Malala Yousafzai has spent her entire adolescence fighting for girls’ education, has won a Nobel Peace Prize, and has survived an unfathomable assassination attempt, but now that she’s 23 and a college graduate, she’s just like every college graduate before her, wondering, “What’s next for me?” Except for Malala, those “nexts” are wondering if she should run for office or go on a date.
As British Vogue‘s latest cover star, the Gen Z activist may have already lined up an Apple TV producing gig and still works with her namesake organization, The Malala Fund, which invests in education programs to help girls in developing worlds go to school, but she still doesn’t know exactly what her next chapter holds or whether she’s going to move out of her parent’s house.
Where Malala grew up in Pakistan, under Taliban rule, all girls were banned from attending school. She fought back and was shot by a Taliban gunman when she was only 15 years old. She survived and doubled down on her activism, created The Malala Fund, and eventually enrolled in college at Oxford University in England, from which she recently graduated.
Her Vogue interview is fascinating as it covers typical 23-year-old stuff like dating but also delves into the not-so-typical, like how Greta Thunberg texts her for advice.
Here, Malala gives us a glimpse into the life of one of the most famous young adults in the world.
On experiencing the joys of college:
“I was excited about literally anything. Going to McDonald’s or playing poker with my friends or going to a talk or an event. I was enjoying each and every moment because I had not seen that much before. I had never really been in the company of people my own age…You know, there’s a saying: there are three things at Oxford, sleep, socializing, and study, and you can’t have them all. Socializing was my one.”
On the existential angst that arrives after graduation:
“This is a question I have for myself every night. Lying awake in bed for hours thinking, ‘What am I going to do next? “Where do I live next? Should I continue to live in the UK, or should I move to Pakistan, or another country? The second question is, who should I be living with? Should I live on my own? Should I live with my parents? I’m currently with my parents, and my parents love me, and Asian parents especially, they want their kids to be with them forever.”
On young climate activist Greta Thunberg and gun-control activist Emma González texting her for advice:
“I know the power that a young girl carries in her heart when she has a vision and a mission.”
On running for office or getting involved in politics:
“It is not something I have rejected completely…I do think before entering politics you should know what exactly you are there for, who you want to work with. You know, all of the political parties that are there in Pakistan don’t have a clean history. Do you defend them, do you not defend them? Do you change the political party? Do you form your own political party? Imran Khan did that, and it took him over 30 years.”

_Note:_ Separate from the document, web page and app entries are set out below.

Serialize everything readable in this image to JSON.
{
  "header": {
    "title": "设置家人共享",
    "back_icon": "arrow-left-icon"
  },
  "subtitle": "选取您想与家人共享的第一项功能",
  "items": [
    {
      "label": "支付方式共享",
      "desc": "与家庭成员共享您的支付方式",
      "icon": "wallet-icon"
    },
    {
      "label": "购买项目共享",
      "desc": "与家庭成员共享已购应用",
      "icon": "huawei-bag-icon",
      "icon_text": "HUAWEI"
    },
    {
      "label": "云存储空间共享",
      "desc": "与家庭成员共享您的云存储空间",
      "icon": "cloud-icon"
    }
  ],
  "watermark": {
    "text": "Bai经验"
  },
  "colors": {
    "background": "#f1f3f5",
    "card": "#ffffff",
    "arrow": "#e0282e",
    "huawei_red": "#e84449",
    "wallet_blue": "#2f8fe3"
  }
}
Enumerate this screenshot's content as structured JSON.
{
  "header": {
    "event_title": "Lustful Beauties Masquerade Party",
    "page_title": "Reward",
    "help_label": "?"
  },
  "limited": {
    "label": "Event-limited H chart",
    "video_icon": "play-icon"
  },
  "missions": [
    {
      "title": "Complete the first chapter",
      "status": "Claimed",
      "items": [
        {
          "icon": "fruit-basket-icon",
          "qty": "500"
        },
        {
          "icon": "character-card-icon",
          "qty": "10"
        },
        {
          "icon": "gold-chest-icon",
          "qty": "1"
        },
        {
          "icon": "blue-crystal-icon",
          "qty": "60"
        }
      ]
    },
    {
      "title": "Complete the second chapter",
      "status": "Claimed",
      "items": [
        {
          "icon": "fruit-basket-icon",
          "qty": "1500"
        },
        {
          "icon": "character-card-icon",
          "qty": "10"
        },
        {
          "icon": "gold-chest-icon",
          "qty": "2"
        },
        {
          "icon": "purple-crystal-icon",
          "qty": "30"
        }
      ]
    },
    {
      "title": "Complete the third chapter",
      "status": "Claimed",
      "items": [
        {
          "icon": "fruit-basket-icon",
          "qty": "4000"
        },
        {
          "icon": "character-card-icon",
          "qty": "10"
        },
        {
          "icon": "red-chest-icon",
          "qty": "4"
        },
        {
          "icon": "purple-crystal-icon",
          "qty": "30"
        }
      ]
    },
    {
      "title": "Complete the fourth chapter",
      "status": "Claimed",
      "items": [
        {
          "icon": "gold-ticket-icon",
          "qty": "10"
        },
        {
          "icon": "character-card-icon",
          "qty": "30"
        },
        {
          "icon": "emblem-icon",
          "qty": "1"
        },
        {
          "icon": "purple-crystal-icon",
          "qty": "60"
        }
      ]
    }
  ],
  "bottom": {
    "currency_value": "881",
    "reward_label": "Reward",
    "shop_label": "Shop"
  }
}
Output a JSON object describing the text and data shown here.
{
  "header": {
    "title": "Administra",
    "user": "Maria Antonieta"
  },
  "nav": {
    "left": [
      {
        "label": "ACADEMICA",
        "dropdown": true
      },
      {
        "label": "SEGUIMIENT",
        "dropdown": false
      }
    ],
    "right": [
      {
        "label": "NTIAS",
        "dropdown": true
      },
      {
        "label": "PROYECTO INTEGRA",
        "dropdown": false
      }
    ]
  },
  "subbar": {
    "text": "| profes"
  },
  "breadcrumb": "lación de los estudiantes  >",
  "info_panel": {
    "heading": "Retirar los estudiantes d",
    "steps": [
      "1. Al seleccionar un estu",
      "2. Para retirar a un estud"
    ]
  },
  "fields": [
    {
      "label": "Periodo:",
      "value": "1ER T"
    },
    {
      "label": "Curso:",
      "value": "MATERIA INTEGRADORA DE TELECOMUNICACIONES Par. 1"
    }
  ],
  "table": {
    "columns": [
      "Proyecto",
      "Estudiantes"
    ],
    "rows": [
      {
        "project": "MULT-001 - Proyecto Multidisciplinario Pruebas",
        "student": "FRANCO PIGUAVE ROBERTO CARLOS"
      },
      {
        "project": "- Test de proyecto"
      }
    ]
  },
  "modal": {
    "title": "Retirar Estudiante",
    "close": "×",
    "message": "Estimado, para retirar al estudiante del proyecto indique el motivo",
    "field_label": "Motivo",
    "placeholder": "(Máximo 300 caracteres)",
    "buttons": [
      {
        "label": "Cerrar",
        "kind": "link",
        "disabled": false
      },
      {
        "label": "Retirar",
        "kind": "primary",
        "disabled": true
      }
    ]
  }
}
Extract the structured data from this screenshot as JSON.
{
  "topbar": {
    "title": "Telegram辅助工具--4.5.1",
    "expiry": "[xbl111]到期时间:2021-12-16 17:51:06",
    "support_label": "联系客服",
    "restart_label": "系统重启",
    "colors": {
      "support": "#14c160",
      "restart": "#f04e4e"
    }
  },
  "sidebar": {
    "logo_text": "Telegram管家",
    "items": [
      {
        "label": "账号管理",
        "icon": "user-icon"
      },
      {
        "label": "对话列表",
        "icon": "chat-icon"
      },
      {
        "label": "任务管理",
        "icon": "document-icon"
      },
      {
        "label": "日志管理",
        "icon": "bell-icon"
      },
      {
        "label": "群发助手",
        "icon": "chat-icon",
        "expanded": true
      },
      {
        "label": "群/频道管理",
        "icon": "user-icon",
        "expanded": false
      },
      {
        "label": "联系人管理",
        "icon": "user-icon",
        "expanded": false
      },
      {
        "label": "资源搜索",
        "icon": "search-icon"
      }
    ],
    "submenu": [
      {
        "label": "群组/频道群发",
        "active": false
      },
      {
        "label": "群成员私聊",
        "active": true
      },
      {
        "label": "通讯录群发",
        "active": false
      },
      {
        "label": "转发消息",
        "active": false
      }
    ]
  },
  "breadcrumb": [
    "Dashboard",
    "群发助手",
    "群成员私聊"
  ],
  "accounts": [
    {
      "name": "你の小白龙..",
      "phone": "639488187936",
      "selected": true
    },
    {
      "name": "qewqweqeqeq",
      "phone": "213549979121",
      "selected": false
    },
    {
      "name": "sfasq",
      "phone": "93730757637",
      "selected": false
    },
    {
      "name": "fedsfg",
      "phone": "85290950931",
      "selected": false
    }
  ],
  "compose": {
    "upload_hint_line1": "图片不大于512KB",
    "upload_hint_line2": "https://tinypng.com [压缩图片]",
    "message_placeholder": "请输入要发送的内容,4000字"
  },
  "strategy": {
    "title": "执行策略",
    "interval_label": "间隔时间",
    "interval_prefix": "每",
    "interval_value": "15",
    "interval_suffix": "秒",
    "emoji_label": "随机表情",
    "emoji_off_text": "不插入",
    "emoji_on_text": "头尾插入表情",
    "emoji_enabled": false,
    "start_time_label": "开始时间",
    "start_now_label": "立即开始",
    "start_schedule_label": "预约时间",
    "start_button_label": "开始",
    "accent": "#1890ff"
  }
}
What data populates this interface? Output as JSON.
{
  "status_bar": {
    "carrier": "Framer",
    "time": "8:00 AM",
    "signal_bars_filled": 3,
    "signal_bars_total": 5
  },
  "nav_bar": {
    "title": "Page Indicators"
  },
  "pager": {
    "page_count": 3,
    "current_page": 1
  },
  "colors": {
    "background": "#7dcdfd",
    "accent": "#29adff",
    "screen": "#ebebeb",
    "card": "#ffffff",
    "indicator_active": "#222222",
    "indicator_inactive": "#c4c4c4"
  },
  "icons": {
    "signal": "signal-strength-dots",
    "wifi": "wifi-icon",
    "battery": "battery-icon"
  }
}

On finding a romantic partner or eventually getting married:
“I’m slightly nervous. Especially [in terms of] thinking about relationships. You know, on social media, everyone’s sharing their relationship stories, and you get worried…If you can trust someone or not, [and] how can you be sure.” “I still don’t understand why people have to get married. If you want to have a person in your life, why do you have to sign marriage papers, why can’t it just be a partnership?”
Read Malala’s entire interview at British Vogue.